- A landlord should avoid “selectively using” criminal history to discriminate against someone based on their race, national origin, or color. Pretty much goes without saying, right? Deny a person of color based on a certain crime? Then don’t accept a white applicant if he has a similar record. Whatever your policies are, strive to enforce them evenly across applicants of all backgrounds.
- You might think that as long as you apply the same rules to everyone that you’ll be safe. Unfortunately it’s not that easy. You can’t just make a blanket ban on all criminals. Refusing to rent to all ex-cons—no matter what they did or when they did it—is not defensible. Not all ex-cons pose a risk to safety or property.
- Review your policies regarding the use of criminal background checks. See how you applied those background checks historically. Lastly, communicate your policies clearly to your employees.
- If you do run a criminal background check, make it the last part of your screening process.So, verify that their credit check comes back clean, and then run your background check. This will help eliminate any doubt that you are discriminating.
- Consider the nature and severity of the crime, as well as how recently it occurred. Let your applicant state their case. Let them present the mitigating circumstances of their record, like evidence of good tenant history, their age at the time of conviction, or clear evidence of rehabilitation. Just be flexible. Have a heart.
Do’s and Don’t Of Criminal History Housing Practices
Are The Regulations Fair?
Now that we’ve broken down how to navigate these muddy waters, let’s break this down: are these regulations fair? That depends on your perspective. On the one hand, says HUD director Julian Castro,

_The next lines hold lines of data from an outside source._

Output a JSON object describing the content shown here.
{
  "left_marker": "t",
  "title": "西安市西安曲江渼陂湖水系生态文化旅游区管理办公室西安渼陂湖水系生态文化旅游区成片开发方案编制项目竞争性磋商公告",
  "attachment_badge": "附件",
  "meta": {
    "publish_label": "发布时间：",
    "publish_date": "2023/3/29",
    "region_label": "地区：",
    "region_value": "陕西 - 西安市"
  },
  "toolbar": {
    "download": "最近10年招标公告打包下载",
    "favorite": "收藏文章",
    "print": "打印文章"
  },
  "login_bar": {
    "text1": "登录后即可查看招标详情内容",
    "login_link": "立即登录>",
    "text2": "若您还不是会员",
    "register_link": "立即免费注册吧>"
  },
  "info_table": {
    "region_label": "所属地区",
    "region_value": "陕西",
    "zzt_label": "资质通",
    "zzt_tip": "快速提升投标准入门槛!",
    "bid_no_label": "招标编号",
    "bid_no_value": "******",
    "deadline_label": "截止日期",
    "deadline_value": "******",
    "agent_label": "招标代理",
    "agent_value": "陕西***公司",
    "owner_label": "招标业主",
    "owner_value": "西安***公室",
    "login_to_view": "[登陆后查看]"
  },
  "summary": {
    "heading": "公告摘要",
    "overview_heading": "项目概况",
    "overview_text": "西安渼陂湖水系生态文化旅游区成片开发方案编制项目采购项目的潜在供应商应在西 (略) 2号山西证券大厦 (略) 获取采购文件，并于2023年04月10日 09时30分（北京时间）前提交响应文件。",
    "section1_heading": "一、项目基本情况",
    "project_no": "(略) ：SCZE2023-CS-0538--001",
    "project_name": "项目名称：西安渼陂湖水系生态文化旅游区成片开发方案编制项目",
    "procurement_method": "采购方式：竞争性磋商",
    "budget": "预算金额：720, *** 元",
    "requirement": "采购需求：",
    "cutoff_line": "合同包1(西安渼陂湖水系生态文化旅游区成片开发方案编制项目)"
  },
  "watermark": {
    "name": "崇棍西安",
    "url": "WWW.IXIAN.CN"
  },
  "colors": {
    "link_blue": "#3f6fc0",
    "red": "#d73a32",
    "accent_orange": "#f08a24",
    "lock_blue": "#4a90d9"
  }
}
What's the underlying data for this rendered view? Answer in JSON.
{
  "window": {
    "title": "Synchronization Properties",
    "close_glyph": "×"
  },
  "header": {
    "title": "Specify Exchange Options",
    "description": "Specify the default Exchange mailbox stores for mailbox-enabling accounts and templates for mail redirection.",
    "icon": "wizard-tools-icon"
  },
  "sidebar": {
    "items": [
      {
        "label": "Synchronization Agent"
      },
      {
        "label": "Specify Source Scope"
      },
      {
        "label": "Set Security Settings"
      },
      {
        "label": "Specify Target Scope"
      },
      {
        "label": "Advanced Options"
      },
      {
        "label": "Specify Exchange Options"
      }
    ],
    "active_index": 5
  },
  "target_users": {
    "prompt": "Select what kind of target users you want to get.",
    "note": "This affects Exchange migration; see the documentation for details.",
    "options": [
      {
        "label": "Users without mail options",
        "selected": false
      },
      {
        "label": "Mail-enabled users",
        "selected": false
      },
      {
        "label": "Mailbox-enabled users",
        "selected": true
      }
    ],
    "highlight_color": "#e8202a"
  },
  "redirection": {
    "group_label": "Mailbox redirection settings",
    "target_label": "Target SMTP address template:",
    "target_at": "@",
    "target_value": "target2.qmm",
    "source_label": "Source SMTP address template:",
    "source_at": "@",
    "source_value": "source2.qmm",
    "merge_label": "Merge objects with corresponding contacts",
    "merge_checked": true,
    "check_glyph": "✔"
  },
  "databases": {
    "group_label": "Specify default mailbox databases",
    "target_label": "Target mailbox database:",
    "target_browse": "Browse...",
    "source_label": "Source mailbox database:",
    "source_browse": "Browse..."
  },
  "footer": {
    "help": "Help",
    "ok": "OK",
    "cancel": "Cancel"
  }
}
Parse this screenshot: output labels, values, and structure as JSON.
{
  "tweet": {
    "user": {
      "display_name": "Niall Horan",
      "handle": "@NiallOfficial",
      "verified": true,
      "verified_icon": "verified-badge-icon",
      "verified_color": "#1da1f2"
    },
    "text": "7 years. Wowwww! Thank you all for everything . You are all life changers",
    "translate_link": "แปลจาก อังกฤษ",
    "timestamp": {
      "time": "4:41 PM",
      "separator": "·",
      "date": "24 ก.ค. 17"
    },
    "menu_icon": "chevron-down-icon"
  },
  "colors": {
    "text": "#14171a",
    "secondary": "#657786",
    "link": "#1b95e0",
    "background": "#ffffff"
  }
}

The fact that you were arrested shouldn’t keep you from getting a job and it shouldn’t keep you from renting a home. When someone has been convicted of a crime and has paid their debt to society, then they ought to have an effective second chance at life. The ability to find housing is an indispensable second chance in life.
One affordable housing advocate said,
The Fair Housing Acts protects Americans from discrimination, whether intentional or not, including those have a criminal record. We now know that racial disparities exist in the U.S. criminal justice system. So, we must ensure that those who need housing the most are not denied a roof over their head. HUD’s new policy is a small but important step in alleviating the continual cycle of poverty that keeps many families and individuals from better opportunities and a better life.
On the other hand, a landlord could be worried that these regulations are too vague. They might feel too open-ended for following faithfully. If it truly is judged on a “case-by-case” basis, then how could there possibly be objectivity in prosecution?
Conclusion: Takeaway For Landlords
It goes without saying that every infraction seems judged on a “case-by-case basis”. Each case is its own. But are these regulations clear enough that a landlord can be absolutely confident that he’s in the clear? It’s hard to say. All we can tell you is to follow the tips we’ve presented, and make sure to carefully read HUD’s own guidelines for yourself.
You’ve got a lot on your plate already. Big State buys from overworked landlords all the time. Are these regulations a tipping point for you? Then it might be a good idea to offload some of your properties.
But what do you think of this change? Long overdue policy that will help curb Jim Crow business practices? Or just another example of regulations and red tape from Washington run amok?
Let us know!